__What you are asked to do__: Wherever "внешнего" appears in a line of the listing, report that line.

__Input records__:
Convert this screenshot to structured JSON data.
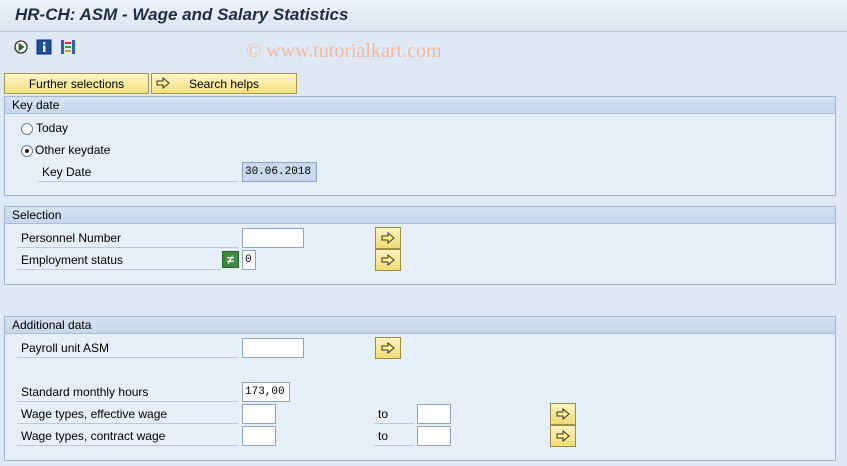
{
  "window": {
    "title": "HR-CH:  ASM - Wage and Salary Statistics"
  },
  "watermark": "© www.tutorialkart.com",
  "toolbar": {
    "icons": [
      "execute-icon",
      "info-icon",
      "variant-icon"
    ]
  },
  "buttons": {
    "further_selections": "Further selections",
    "search_helps": "Search helps"
  },
  "key_date_group": {
    "title": "Key date",
    "today_label": "Today",
    "today_selected": false,
    "other_label": "Other keydate",
    "other_selected": true,
    "key_date_label": "Key Date",
    "key_date_value": "30.06.2018"
  },
  "selection_group": {
    "title": "Selection",
    "personnel_number_label": "Personnel Number",
    "personnel_number_value": "",
    "employment_status_label": "Employment status",
    "employment_status_operator": "≠",
    "employment_status_value": "0"
  },
  "additional_group": {
    "title": "Additional data",
    "payroll_unit_label": "Payroll unit ASM",
    "payroll_unit_value": "",
    "std_hours_label": "Standard monthly hours",
    "std_hours_value": "173,00",
    "wt_effective_label": "Wage types, effective wage",
    "wt_effective_from": "",
    "wt_effective_to_label": "to",
    "wt_effective_to": "",
    "wt_contract_label": "Wage types, contract wage",
    "wt_contract_from": "",
    "wt_contract_to_label": "to",
    "wt_contract_to": ""
  },
  "colors": {
    "background": "#dfe9f5",
    "button_yellow": "#f4e07c",
    "title_text": "#1d2d44"
  }
}
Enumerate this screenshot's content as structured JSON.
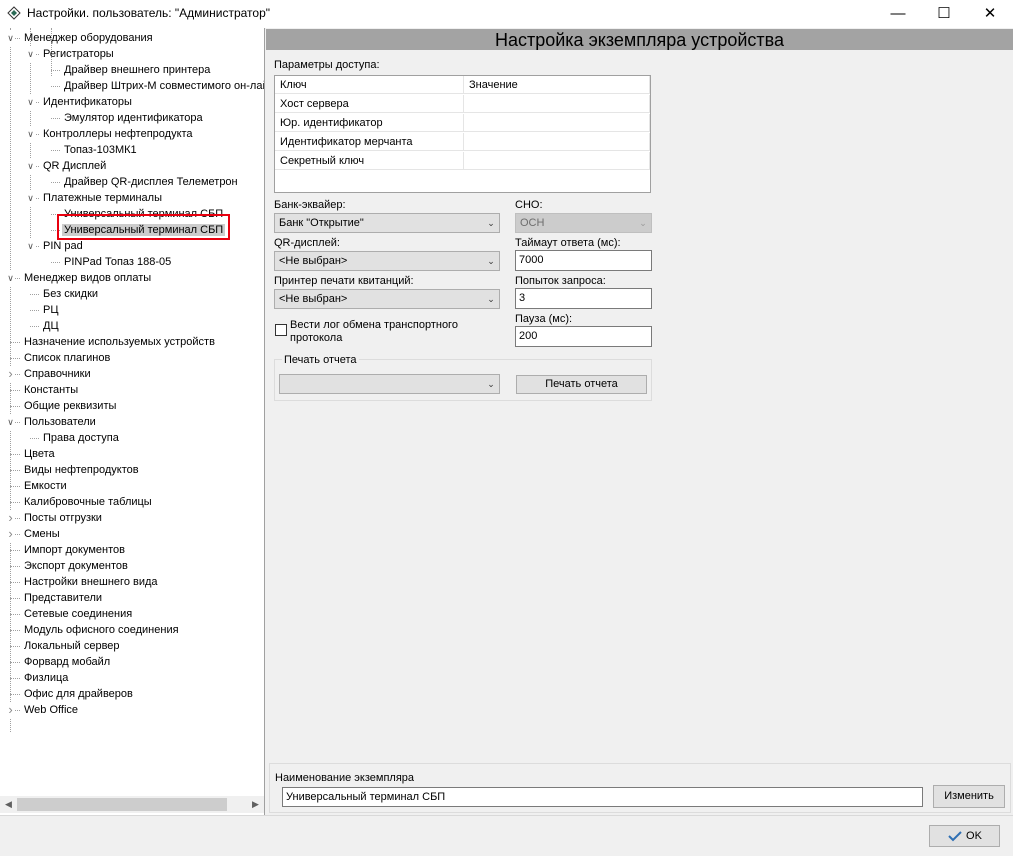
{
  "window": {
    "title": "Настройки. пользователь: \"Администратор\"",
    "minimize": "—",
    "maximize": "☐",
    "close": "✕"
  },
  "tree": {
    "items": [
      {
        "label": "Менеджер оборудования",
        "level": 0,
        "expander": "expanded"
      },
      {
        "label": "Регистраторы",
        "level": 1,
        "expander": "expanded"
      },
      {
        "label": "Драйвер внешнего принтера",
        "level": 2,
        "expander": "none"
      },
      {
        "label": "Драйвер Штрих-М совместимого он-лай",
        "level": 2,
        "expander": "none"
      },
      {
        "label": "Идентификаторы",
        "level": 1,
        "expander": "expanded"
      },
      {
        "label": "Эмулятор идентификатора",
        "level": 2,
        "expander": "none"
      },
      {
        "label": "Контроллеры нефтепродукта",
        "level": 1,
        "expander": "expanded"
      },
      {
        "label": "Топаз-103МК1",
        "level": 2,
        "expander": "none"
      },
      {
        "label": "QR Дисплей",
        "level": 1,
        "expander": "expanded"
      },
      {
        "label": "Драйвер QR-дисплея Телеметрон",
        "level": 2,
        "expander": "none"
      },
      {
        "label": "Платежные терминалы",
        "level": 1,
        "expander": "expanded"
      },
      {
        "label": "Универсальный терминал СБП",
        "level": 2,
        "expander": "none"
      },
      {
        "label": "Универсальный терминал СБП",
        "level": 2,
        "expander": "none",
        "selected": true
      },
      {
        "label": "PIN pad",
        "level": 1,
        "expander": "expanded"
      },
      {
        "label": "PINPad Топаз 188-05",
        "level": 2,
        "expander": "none"
      },
      {
        "label": "Менеджер видов оплаты",
        "level": 0,
        "expander": "expanded"
      },
      {
        "label": "Без скидки",
        "level": 1,
        "expander": "none"
      },
      {
        "label": "РЦ",
        "level": 1,
        "expander": "none"
      },
      {
        "label": "ДЦ",
        "level": 1,
        "expander": "none"
      },
      {
        "label": "Назначение используемых устройств",
        "level": 0,
        "expander": "none"
      },
      {
        "label": "Список плагинов",
        "level": 0,
        "expander": "none"
      },
      {
        "label": "Справочники",
        "level": 0,
        "expander": "collapsed"
      },
      {
        "label": "Константы",
        "level": 0,
        "expander": "none"
      },
      {
        "label": "Общие реквизиты",
        "level": 0,
        "expander": "none"
      },
      {
        "label": "Пользователи",
        "level": 0,
        "expander": "expanded"
      },
      {
        "label": "Права доступа",
        "level": 1,
        "expander": "none"
      },
      {
        "label": "Цвета",
        "level": 0,
        "expander": "none"
      },
      {
        "label": "Виды нефтепродуктов",
        "level": 0,
        "expander": "none"
      },
      {
        "label": "Емкости",
        "level": 0,
        "expander": "none"
      },
      {
        "label": "Калибровочные таблицы",
        "level": 0,
        "expander": "none"
      },
      {
        "label": "Посты отгрузки",
        "level": 0,
        "expander": "collapsed"
      },
      {
        "label": "Смены",
        "level": 0,
        "expander": "collapsed"
      },
      {
        "label": "Импорт документов",
        "level": 0,
        "expander": "none"
      },
      {
        "label": "Экспорт документов",
        "level": 0,
        "expander": "none"
      },
      {
        "label": "Настройки внешнего вида",
        "level": 0,
        "expander": "none"
      },
      {
        "label": "Представители",
        "level": 0,
        "expander": "none"
      },
      {
        "label": "Сетевые соединения",
        "level": 0,
        "expander": "none"
      },
      {
        "label": "Модуль офисного соединения",
        "level": 0,
        "expander": "none"
      },
      {
        "label": "Локальный сервер",
        "level": 0,
        "expander": "none"
      },
      {
        "label": "Форвард мобайл",
        "level": 0,
        "expander": "none"
      },
      {
        "label": "Физлица",
        "level": 0,
        "expander": "none"
      },
      {
        "label": "Офис для драйверов",
        "level": 0,
        "expander": "none"
      },
      {
        "label": "Web Office",
        "level": 0,
        "expander": "collapsed"
      }
    ]
  },
  "panel": {
    "header": "Настройка экземпляра устройства",
    "access_params": {
      "label": "Параметры доступа:",
      "columns": [
        "Ключ",
        "Значение"
      ],
      "rows": [
        {
          "key": "Хост сервера",
          "value": ""
        },
        {
          "key": "Юр. идентификатор",
          "value": ""
        },
        {
          "key": "Идентификатор мерчанта",
          "value": ""
        },
        {
          "key": "Секретный ключ",
          "value": ""
        }
      ]
    },
    "bank": {
      "label": "Банк-эквайер:",
      "value": "Банк \"Открытие\""
    },
    "sno": {
      "label": "СНО:",
      "value": "ОСН"
    },
    "qr_display": {
      "label": "QR-дисплей:",
      "value": "<Не выбран>"
    },
    "timeout": {
      "label": "Таймаут ответа (мс):",
      "value": "7000"
    },
    "receipt_printer": {
      "label": "Принтер печати квитанций:",
      "value": "<Не выбран>"
    },
    "attempts": {
      "label": "Попыток запроса:",
      "value": "3"
    },
    "log_checkbox": {
      "label": "Вести лог обмена транспортного протокола",
      "checked": false
    },
    "pause": {
      "label": "Пауза (мс):",
      "value": "200"
    },
    "report": {
      "label": "Печать отчета",
      "select_value": "",
      "button": "Печать отчета"
    },
    "instance_name": {
      "label": "Наименование экземпляра",
      "value": "Универсальный терминал СБП",
      "button": "Изменить"
    }
  },
  "footer": {
    "ok": "OK"
  },
  "colors": {
    "highlight": "#e8000f",
    "header_bg": "#a3a3a3",
    "selected_bg": "#cccccc"
  }
}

__Solution to the exercise__:
        "label": "Драйвер внешнего принтера",
        "label": "Настройки внешнего вида",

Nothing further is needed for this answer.